The face of fading skill and small scale cottage industry
Ekambaram is a blind craftsman. He weaves chair bases and back rest with nylon strips. The contemporary generation would be wondering what is it? Weaving chair base and back rests? Unable to relate to it. The commoners who were born post mid 70’s would be able to relate to what it is. The iron framed chairs where the base will be woven by white nylon strips. Those days it is mostly the visually challenged men and women who would take up such tasks of weaving. Though visually challenged, there is no compromise on the quality of the weaving. I have personally seen visually challenged most couples would be assigned the task of weaving worn out chairs in Government offices. It was a good initiative of the Govt of Tamil Nadu to enable such craftsmen to be engaged and earn a livelihood.
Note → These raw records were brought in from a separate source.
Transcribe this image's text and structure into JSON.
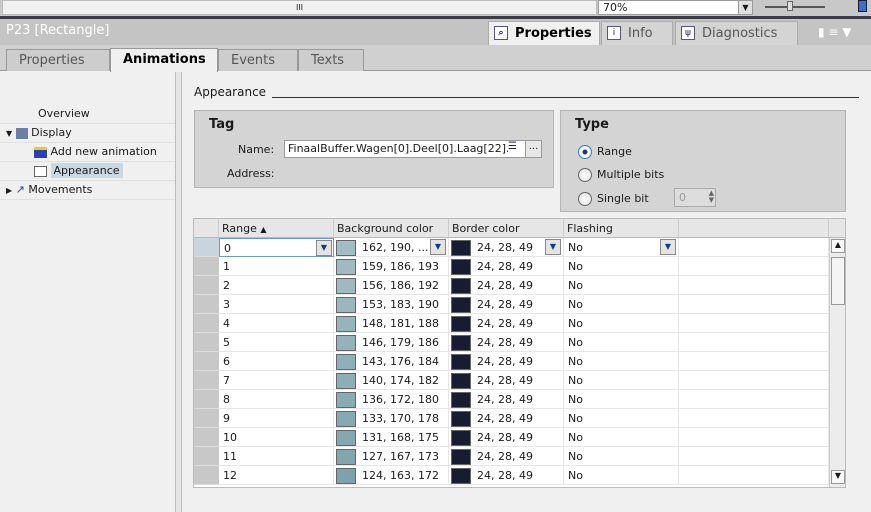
{
  "top": {
    "zoom": "70%",
    "hscroll_grip": "III"
  },
  "header": {
    "title": "P23 [Rectangle]",
    "tabs": [
      {
        "label": "Properties",
        "icon": "magnifier-icon",
        "active": true
      },
      {
        "label": "Info",
        "icon": "info-icon",
        "active": false
      },
      {
        "label": "Diagnostics",
        "icon": "diagnostics-icon",
        "active": false
      }
    ]
  },
  "subtabs": [
    {
      "label": "Properties"
    },
    {
      "label": "Animations"
    },
    {
      "label": "Events"
    },
    {
      "label": "Texts"
    }
  ],
  "nav": {
    "overview": "Overview",
    "display": "Display",
    "add_new": "Add new animation",
    "appearance": "Appearance",
    "movements": "Movements"
  },
  "section_title": "Appearance",
  "tag": {
    "title": "Tag",
    "name_label": "Name:",
    "name_value": "FinaalBuffer.Wagen[0].Deel[0].Laag[22].l",
    "address_label": "Address:",
    "browse": "..."
  },
  "type": {
    "title": "Type",
    "range": "Range",
    "multiple_bits": "Multiple bits",
    "single_bit": "Single bit",
    "single_bit_value": "0",
    "selected": "range"
  },
  "table": {
    "headers": {
      "range": "Range",
      "background": "Background color",
      "border": "Border color",
      "flashing": "Flashing"
    },
    "rows": [
      {
        "range": "0",
        "bg": "162, 190, ...",
        "bg_hex": "#a2bec5",
        "border": "24, 28, 49",
        "flashing": "No"
      },
      {
        "range": "1",
        "bg": "159, 186, 193",
        "border": "24, 28, 49",
        "flashing": "No"
      },
      {
        "range": "2",
        "bg": "156, 186, 192",
        "border": "24, 28, 49",
        "flashing": "No"
      },
      {
        "range": "3",
        "bg": "153, 183, 190",
        "border": "24, 28, 49",
        "flashing": "No"
      },
      {
        "range": "4",
        "bg": "148, 181, 188",
        "border": "24, 28, 49",
        "flashing": "No"
      },
      {
        "range": "5",
        "bg": "146, 179, 186",
        "border": "24, 28, 49",
        "flashing": "No"
      },
      {
        "range": "6",
        "bg": "143, 176, 184",
        "border": "24, 28, 49",
        "flashing": "No"
      },
      {
        "range": "7",
        "bg": "140, 174, 182",
        "border": "24, 28, 49",
        "flashing": "No"
      },
      {
        "range": "8",
        "bg": "136, 172, 180",
        "border": "24, 28, 49",
        "flashing": "No"
      },
      {
        "range": "9",
        "bg": "133, 170, 178",
        "border": "24, 28, 49",
        "flashing": "No"
      },
      {
        "range": "10",
        "bg": "131, 168, 175",
        "border": "24, 28, 49",
        "flashing": "No"
      },
      {
        "range": "11",
        "bg": "127, 167, 173",
        "border": "24, 28, 49",
        "flashing": "No"
      },
      {
        "range": "12",
        "bg": "124, 163, 172",
        "border": "24, 28, 49",
        "flashing": "No"
      }
    ]
  }
}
With the advent of modernisation, the demand for such craftsmanship has if not vanished, almost dwindled down. This leaves with a lurking question in our mind - what would Ekambaram and his wife who is also visually challenged do for a living? Let this scenario be here as it is and we shall come to it a bit later. I have seen fancy outlets which sell furniture where the same type of chairs woven with nylon strips with a modern twist and remodeled into a sofa with distressed wooden frame look. The emergence of new set of entrepreneurs who use ancient skills and designs and fit into contemporary styles and make over sold for a bomb. This leaves me with more questions as to who the designer is, the carpenter who worked on the wood, the weaver who weaved the chair. Has the services of any visually challenged craftsman been used here to recreate the makeover? If yes, fine. Most welcome, if not. Can we re-look into an entirely different concept of making a difference in our social set up to create a positive impact?
Cry out to the companies with CSR initiatives - can any work go into embracing and engaging such challenged individuals to enable them to come back into main stream by re - employing them to reap mutual benefits? It is here that Ekambaram and his wife can lend support in enabling our business.
The whole process involves just a little amount of time to connect resources and align them to meet demand and supply chain of potentials, skills and latent resources. Providing this connect may earn you nothing but you do not even loose any except time and inner will to emotionally connect yourself to connect resources in turn thereby creating social and economic impact in the social web of our society. If it makes a difference in the life of even a single person like Ekambaram, the effort is not futile.